Impressions

Impressions
Foto: WG Prof. Linstädter
Impressions
Foto: WG Prof. Linstädter
Overview on experimental layout at Syferkuil
Quelle: WG Prof. Linstädter
Figure 1: Overview on experimental layout at Syferkuil. (A) Location of the Syferkuil Farm in the vicinity of Mangkweng. (B) Layout of the selected camp at the farm. (C) detailed layout of the 4 replication blocks, each hosting 9 plots.
Overview on experimental layout at Syferkuil
Quelle: WG Prof. Linstädter

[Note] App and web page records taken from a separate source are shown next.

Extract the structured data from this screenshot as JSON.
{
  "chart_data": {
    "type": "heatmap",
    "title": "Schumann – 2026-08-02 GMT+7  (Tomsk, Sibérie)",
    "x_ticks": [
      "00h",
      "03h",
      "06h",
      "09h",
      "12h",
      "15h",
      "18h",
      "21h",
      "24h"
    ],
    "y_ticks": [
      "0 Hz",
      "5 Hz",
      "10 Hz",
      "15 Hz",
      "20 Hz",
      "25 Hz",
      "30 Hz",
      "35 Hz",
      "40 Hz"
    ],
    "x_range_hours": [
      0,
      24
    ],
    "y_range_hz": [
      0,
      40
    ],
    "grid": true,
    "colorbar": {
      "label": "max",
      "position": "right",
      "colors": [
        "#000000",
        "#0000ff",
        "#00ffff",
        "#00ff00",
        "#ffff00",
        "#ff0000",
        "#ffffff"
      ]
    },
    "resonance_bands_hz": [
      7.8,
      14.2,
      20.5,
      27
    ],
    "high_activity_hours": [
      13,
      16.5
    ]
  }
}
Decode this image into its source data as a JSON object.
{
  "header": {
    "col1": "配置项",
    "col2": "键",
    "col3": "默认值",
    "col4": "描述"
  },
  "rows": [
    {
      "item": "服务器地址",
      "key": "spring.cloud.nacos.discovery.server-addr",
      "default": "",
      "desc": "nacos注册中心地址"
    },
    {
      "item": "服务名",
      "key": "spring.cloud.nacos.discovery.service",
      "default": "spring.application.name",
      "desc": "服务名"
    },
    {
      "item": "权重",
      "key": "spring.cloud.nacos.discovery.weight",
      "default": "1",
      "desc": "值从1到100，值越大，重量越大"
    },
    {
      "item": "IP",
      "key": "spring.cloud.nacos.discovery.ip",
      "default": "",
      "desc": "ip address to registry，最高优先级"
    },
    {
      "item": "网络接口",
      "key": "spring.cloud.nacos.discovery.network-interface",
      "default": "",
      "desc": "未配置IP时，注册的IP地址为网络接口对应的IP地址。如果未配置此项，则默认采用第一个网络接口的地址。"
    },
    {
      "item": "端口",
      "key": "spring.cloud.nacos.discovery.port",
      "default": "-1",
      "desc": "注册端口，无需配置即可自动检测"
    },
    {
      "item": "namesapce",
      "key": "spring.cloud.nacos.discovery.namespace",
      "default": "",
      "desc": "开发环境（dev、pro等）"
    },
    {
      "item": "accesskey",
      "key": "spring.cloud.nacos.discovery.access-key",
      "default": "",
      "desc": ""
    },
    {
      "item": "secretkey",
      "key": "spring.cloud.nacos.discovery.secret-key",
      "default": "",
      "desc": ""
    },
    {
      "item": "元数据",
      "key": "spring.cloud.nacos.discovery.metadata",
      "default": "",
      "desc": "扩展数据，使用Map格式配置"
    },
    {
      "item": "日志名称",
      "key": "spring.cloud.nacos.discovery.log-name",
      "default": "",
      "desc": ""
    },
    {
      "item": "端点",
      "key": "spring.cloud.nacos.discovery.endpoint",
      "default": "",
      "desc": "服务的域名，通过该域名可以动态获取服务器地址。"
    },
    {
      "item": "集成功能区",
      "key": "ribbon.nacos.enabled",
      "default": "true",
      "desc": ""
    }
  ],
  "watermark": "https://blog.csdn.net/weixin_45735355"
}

Figure 1: Overview on experimental layout at Syferkuil. (A) Location of the Syferkuil Farm in the vicinity of Mangkweng. (B) Layout of the selected camp at the farm. (C) detailed layout of the 4 replication blocks, each hosting 9 plots.